At Hamo beach, several Black-throated Loons drifted offshore, and interestingly one of them was in summer plumage, while the rest remained in winter plumage. At an oreum near the coast, several Dark-sided, Grey-streaked, and Asian Brown Flycatchers were all represented in a hilly thicket. The bushes were alive with active Eastern Crowned and Arctic Warblers, as well as a half dozen or so Brown-headed Thrush. Overhead, 2 Oriental Dollarbirds performed aerobatics, and called noisily and corvid-like from the trees.
Young-Ho informed me that he had seen both a Japanese Night Heron and Purple Heron earlier in the week, but unfortunately we couldn't relocate either of these birds. Several Grey-tailed Tattler and 5 Terek Sandpiper foraged on shore rocks, while about 8 Short-beaked Common Dolphins moved past, close to shore.
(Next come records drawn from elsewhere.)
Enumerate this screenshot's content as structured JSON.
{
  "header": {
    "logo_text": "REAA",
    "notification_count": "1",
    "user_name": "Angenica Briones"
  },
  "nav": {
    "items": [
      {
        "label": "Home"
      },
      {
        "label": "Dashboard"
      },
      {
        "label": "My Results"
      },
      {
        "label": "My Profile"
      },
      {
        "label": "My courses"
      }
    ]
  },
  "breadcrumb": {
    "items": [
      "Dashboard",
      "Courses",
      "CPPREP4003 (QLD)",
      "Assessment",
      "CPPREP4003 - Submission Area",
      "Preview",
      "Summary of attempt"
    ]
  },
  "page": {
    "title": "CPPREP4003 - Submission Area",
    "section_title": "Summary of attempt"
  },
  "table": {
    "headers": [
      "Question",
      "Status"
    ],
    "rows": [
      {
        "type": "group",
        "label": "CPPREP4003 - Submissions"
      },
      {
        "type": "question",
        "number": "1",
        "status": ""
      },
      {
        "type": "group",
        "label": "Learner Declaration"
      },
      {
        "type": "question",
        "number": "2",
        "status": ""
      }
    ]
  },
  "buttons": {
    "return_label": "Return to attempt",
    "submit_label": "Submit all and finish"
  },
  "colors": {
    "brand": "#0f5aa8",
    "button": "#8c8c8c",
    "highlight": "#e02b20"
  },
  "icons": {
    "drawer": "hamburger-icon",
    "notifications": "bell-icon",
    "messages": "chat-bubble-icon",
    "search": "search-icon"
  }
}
At Hwasun beach, some disturbing habitat loss. A small reedy wetland at the mouth of a stream that fed into the ocean has been halved by an ever-expanding concrete construction/storage sprawl. The stream has been completely diverted. The reeds and surrounding area was formerly home to a wide array of egrets, herons, reed warblers, and plovers, among others species, but there were no birds there in evidence today.